Trump Was Facing a Dilemma
President Donald Trump resumed trade talks with China solely because he is seeking to avoid an economic recession as the 2020 election looms, says Jan Techau of the German Marshall Fund. The presidential election taking place next year tied Trump’s hands.
Jörg Münchenberg: Are the revived trade negotiations between China and the United States the most important result of the G20 meeting?
Jan Techau: Yes, and by a long way. Trade was the crucial issue on which the financial markets were focused. The world economy is not spectacularly vibrant at the moment, meaning that we are facing low growth rates and multiple risk factors, one of which is the danger of an escalating trade war between the United States and China.
Trade was therefore very important—taking the threat of escalation off the table—and the outcome was successful. President Trump backed down, one has to say, because he ultimately fears an economic recession in the United States next year. Actually, he cannot afford to fight a trade war.
Jörg Münchenberg: Didn’t Trump sabotage himself in the end? After all, he is someone who claims to always apply maximum pressure during negotiations, and now he is backing down.
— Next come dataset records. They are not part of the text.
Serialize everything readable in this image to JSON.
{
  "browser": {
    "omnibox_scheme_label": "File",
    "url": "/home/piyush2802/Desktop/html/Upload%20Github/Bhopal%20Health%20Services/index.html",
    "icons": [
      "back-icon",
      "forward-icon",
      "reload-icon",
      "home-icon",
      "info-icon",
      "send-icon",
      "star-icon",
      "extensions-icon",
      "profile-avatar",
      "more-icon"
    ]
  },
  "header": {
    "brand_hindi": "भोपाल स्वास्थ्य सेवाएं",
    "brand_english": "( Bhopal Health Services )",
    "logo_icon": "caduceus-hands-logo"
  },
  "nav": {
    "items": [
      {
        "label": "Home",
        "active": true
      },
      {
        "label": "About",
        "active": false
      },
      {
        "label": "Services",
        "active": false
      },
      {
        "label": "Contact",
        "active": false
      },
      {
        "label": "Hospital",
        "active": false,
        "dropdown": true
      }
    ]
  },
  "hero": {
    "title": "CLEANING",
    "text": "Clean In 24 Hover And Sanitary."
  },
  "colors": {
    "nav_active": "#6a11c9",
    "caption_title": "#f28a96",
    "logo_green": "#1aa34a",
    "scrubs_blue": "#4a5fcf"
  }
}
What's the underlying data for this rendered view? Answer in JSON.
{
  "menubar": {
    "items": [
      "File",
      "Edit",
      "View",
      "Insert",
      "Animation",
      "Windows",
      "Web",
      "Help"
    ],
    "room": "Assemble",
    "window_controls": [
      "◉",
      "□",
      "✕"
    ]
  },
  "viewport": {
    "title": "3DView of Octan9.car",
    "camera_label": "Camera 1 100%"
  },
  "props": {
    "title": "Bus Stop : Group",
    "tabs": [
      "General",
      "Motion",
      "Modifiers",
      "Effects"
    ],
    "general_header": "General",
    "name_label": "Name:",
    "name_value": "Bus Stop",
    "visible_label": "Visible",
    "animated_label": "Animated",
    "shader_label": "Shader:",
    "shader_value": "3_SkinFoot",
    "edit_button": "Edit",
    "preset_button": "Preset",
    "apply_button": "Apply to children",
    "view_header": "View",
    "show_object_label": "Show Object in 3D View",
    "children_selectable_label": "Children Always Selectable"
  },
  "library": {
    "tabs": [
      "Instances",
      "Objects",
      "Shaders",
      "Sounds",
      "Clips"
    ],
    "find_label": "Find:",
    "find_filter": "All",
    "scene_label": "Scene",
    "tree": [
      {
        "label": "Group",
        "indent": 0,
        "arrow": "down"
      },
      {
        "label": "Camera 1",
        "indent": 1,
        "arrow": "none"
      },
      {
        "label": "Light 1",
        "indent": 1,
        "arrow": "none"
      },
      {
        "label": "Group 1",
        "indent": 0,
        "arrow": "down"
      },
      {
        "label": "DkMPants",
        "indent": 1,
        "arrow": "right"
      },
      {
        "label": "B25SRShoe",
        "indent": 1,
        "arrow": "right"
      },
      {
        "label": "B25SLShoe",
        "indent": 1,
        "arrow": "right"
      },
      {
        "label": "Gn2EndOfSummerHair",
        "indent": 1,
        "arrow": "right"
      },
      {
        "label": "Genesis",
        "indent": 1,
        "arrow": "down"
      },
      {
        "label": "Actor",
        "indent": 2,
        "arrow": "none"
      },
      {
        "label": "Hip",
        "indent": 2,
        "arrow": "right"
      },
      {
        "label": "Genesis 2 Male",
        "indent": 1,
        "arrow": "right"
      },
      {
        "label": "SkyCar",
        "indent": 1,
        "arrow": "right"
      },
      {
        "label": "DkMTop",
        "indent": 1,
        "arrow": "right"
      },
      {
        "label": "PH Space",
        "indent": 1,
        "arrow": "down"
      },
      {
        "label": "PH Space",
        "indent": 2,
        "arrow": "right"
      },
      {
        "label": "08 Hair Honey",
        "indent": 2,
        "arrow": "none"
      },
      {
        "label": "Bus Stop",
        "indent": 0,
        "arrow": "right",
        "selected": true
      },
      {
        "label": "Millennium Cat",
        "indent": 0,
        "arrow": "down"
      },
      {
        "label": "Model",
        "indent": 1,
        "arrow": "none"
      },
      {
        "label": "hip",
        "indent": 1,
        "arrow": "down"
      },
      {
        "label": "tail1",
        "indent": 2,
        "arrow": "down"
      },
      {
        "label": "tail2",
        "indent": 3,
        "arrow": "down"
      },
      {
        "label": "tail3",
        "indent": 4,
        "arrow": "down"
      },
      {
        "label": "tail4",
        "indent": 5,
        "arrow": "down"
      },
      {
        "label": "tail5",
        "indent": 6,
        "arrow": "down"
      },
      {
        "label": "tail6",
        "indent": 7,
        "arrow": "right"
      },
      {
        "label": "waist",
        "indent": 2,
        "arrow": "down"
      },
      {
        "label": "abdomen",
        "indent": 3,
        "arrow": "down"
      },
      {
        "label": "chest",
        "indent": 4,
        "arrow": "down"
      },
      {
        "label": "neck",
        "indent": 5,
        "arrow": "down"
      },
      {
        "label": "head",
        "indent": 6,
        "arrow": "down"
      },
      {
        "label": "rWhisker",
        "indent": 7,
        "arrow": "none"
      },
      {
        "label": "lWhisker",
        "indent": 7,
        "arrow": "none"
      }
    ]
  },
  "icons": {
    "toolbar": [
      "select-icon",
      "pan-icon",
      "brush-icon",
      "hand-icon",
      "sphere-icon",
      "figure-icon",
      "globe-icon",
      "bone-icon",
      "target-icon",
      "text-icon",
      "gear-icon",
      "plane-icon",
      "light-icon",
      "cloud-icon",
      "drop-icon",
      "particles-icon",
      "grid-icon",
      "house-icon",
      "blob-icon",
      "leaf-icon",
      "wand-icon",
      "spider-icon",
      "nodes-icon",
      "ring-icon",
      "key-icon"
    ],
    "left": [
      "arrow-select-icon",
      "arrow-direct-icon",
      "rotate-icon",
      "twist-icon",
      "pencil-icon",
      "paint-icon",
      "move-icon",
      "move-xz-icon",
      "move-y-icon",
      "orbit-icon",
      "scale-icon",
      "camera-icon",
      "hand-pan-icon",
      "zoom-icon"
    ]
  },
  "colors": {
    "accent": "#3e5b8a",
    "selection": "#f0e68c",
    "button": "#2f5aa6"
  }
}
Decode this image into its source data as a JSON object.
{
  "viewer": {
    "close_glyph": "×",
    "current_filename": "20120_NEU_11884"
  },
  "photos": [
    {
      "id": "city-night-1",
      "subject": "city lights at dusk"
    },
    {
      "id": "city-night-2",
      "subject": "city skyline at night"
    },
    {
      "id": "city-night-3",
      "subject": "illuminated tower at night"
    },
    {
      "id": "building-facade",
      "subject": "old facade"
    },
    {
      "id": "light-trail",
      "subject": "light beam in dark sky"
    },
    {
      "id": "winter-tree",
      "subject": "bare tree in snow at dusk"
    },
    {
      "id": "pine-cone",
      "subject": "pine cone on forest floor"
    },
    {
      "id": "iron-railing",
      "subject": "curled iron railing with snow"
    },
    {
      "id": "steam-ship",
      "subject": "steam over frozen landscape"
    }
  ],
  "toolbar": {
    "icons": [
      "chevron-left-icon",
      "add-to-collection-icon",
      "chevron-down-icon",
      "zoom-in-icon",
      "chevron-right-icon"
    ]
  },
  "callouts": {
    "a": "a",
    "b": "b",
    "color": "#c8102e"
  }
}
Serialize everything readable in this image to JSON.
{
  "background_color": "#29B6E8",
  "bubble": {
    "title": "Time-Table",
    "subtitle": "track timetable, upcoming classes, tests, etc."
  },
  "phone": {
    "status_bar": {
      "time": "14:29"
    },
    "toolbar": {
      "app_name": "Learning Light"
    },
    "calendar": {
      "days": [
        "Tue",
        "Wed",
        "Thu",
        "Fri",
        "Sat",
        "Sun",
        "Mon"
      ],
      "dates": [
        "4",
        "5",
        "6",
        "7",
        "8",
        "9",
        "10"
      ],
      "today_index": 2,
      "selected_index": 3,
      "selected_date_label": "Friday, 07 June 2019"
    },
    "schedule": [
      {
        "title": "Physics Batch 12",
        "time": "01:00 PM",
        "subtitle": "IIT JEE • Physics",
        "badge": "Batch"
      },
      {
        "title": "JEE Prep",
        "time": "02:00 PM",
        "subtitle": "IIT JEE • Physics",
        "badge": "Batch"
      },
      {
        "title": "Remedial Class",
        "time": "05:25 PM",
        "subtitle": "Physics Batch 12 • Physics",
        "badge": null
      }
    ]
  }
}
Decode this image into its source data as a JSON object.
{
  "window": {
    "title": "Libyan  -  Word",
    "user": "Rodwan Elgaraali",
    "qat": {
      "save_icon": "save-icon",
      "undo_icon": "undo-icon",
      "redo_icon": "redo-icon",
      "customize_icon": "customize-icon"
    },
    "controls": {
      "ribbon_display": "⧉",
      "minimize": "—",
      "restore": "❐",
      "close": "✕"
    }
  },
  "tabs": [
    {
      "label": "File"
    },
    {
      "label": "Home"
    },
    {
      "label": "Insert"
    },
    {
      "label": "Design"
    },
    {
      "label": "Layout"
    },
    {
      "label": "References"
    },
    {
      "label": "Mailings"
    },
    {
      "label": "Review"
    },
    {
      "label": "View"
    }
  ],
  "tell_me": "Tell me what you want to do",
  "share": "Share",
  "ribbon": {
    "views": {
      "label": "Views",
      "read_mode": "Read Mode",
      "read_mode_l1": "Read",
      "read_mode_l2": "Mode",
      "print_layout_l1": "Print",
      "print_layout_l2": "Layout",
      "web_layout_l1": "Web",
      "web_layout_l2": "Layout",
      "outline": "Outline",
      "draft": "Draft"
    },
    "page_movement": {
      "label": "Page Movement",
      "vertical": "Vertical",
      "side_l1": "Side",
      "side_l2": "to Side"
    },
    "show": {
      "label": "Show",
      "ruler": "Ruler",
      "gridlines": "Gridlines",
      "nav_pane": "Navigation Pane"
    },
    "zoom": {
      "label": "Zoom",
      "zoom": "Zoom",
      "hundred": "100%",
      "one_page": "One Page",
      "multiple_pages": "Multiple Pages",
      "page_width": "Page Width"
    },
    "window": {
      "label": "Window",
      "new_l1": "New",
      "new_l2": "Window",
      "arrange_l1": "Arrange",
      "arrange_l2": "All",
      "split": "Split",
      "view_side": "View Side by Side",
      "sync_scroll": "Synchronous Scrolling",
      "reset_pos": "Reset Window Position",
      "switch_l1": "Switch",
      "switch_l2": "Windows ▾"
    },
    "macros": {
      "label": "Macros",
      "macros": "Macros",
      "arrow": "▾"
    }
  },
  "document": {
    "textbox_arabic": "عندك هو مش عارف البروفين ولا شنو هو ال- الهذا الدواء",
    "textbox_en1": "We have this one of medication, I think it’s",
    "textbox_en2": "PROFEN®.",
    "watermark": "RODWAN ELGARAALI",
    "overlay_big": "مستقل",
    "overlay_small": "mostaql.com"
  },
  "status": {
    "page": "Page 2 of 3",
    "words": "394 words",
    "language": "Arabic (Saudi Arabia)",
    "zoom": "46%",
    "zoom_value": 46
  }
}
Was this move not out of line with his overall strategy?
Jan Techau: Yes, this was a risky move, but Trump was facing a dilemma. He had conflicting goals. On the one hand, he had to show strength, and on the other hand, he could not afford to enter next year’s presidential contest under a slowing economy.
Experts are predicting that the U.S. economy could enter a recession next year. Trump decided, just to be on the safe side, to give some ground in the trade dispute without risking poor economic results in the decisive upcoming election year.
Jörg Münchenberg: Of course. Let us take a closer look at the G20 meeting on the whole. It is noteworthy that the United States continues to eschew climate-change mitigation. The final declaration stopped short of denouncing protectionism, calling instead for a free and fair trade environment. In the end, however, should we say that the G20 meeting was successful if only because a common statement could be agreed upon?
Jan Techau: This is always difficult to assess. For quite some time now, at these international summits we hear nothing but pessimism: “We cannot get things right, we cannot reach a final declaration.” In the end, however, agreement is usually attained somehow. Of course, this could be a negotiating tactic: reducing expectations to the lowest possible level. But I think that the crucial takeaway is that a deal was struck. On the climate-change issue, they managed to reach agreement by leaving the Americans out and the latter, in turn, did not block the final statement. It was not a politically costly concession for the Americans but, for other countries, it was absolutely important so stand up to Trump on this issue.
With regard to trade, what the declaration says about protectionism is far less important than what is playing out in the bilateral relationship between the United States and China. In addition, it is noteworthy that the European Union and the South American trade bloc Mercosur concluded their own trade agreement. While unrelated to the G20 summit, it is a significant development. It is a negotiated agreement that entails a clear commitment to free trade, and the fact that these two large blocks are joining forces is important news.